Vladimir Putin has been known to flout his bravado over the years with the steely eyed resolve of a former GRU officer, raised in the ways of the old KGB. Lately he appears to be thumbing his nose at international norms more than usual. The question is whether or not the international community has truly had enough and will do more than pay lip service to putting him in his place. After all, Georgia and the Ukraine came and went and Putin came out no worse for the wear effectively emboldening him to where he is today.
This week NATO began to push back on Putin, when Jens Stoltenberg, the Secretary General of NATO, criticised Russia’s “pattern of reckless behaviour” and supported Britain’s decision to expel 23 Russian diplomats over accusations the Kremlin as involved in a nerve-agent attack on a former spy in Salisbury.

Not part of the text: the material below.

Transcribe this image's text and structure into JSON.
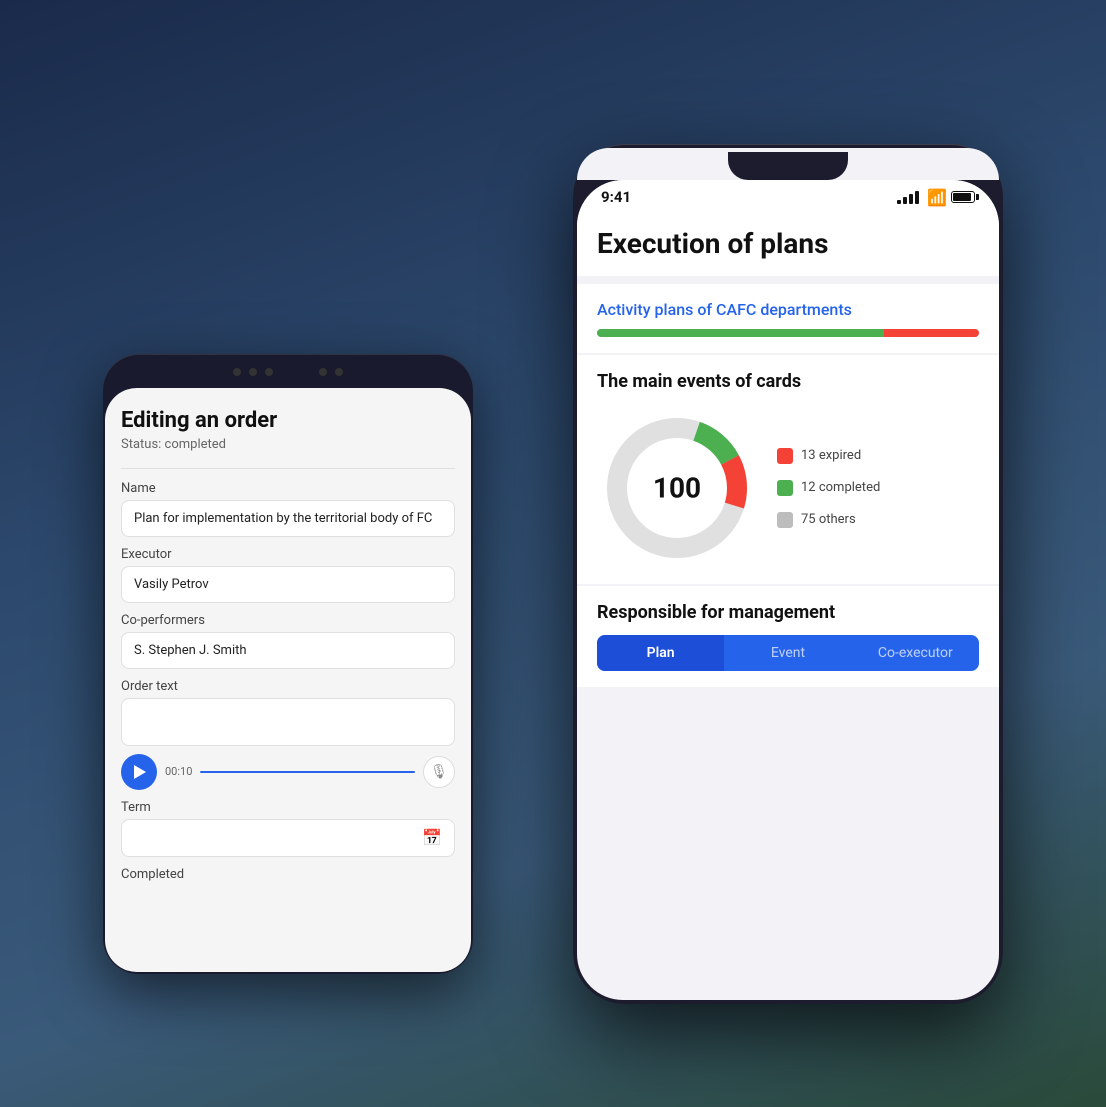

The NATO chief said they would not try to “isolate Russia” but added they “would respond” if Putin continued to “behave” in the way it is. Stoltenberg went on to say “I am absolutely certain that Russia has underestimated the resolve and the unity of NATO allies when we have implemented different kind of sanctions over the previous years. The economic sanctions have been effective and they have come from all NATO allies and many other countries.”
Ok, so NATO supports sanctions and the expulsion of diplomats—but until Europe gets off the teet of Russian oil and natural gas, and Russia doesn’t hold a permanent seat on the UN Security Council—what affect will it really have? To borrow an old phrase from the 1990’s, Putin don’t play.
The Russian leader told NBC’s Megyn Kelly this month that in using power, you “must be ready to go all the way to achieve the goals.”
But until now—aggressive covert action to murder a former Russian double agent and his daughter with a nerve agent on British soil and information operations. Active measures not withstanding— Putin has been playing a weak hand well, but the high cards remain in Western hands. So how can the United States and its closest allies alter Putin’s behavior, if they’re truly serious about holding Russia to account? The answer, say several former senior CIA officials, is to use America’s network of alliances to put Russia under strain.
Russia’s greatest vulnerability is its dependence on sales of oil and gas. Here, the United States is uniquely positioned for putting the screws to them with the impending visit of Saudi Crown Prince Mohammed bin Salman as he’s known. The Saudi has a deal with Moscow to limit oil production in order to keep prices above $60. If he is genuine about earning American friendship, he should suspend this oil deal to punish Russia for its unacceptable actions.
Russia has also thus far been getting a pass on its activities in Syria, thanks to its courtship of Turkey and backroom dealings with Israel. If the world is serious about curbing Russian bad behavior, it needs to put a coalition together that has real teeth and put and end to all the back channel shenanigans.
What say your SOFREP? What’s it going to take? Sound off in the comments!